bright color scheme and eye-catching geometrical patterns. The artists make use
of every bit of the empty space available in the painting by filling them up
with natural figures or geometric designs. The paintings
were traditionally done with fingers or other natural objects like twigs, brushes
or even matchsticks. They are based on various religious rituals and festive
occasions such as birth or marriage and other local festivals. Traditionally,
the Madhubani art form was limited to a community art and was transferred
from mother to daughter. It
was practiced as a part of religious,
customary or ceremonial decorations on the walls of the individual households.
The Mithila painting earlier were part of domestic rituals and were unknown to
the outside world.
Madhubani art received
international and national attention only after its discovery during the severe
earthquake of 1934 in Bihar and Nepal when
the decorations of the collapsed houses were exposed. Nowadays the paintings
are made on cloth, handmade paper and canvas sheets. The Madhubani art is characterized
by several styles which are named after the caste groups that largely practice
them. These include the Bharni style which were traditionally done by the
Brahmins, the Kachni style which was practiced by the Kayastha community, the Godhana or the Tattoo style of paintings
practiced by the Dusadhs and finally the Geru or Gobar paintings done by the Harijans. Commercialization and
globalization of the Madhubani art has removed the differences in the work of

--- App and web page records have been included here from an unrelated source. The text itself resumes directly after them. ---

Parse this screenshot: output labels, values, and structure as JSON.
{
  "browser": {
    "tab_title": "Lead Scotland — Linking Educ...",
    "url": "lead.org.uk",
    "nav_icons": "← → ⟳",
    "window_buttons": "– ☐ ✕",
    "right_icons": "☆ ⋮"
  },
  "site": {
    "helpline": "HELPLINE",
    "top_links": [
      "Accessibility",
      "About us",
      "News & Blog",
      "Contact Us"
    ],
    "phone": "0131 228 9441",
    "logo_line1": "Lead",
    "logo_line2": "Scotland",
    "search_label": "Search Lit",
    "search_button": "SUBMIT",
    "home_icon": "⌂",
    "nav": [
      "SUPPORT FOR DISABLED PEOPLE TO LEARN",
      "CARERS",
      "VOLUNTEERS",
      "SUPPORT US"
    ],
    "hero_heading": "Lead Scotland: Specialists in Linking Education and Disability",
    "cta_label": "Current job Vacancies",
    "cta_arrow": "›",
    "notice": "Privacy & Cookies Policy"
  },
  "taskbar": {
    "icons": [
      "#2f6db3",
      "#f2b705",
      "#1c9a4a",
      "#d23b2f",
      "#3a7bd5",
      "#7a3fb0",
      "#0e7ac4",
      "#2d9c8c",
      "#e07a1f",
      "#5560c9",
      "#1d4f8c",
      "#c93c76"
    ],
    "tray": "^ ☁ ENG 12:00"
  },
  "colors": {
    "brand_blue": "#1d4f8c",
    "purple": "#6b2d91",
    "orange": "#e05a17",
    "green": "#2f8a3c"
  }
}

artists of the region on the basis of caste system. The artists involved in the
Madhubani art are now working in all the styles.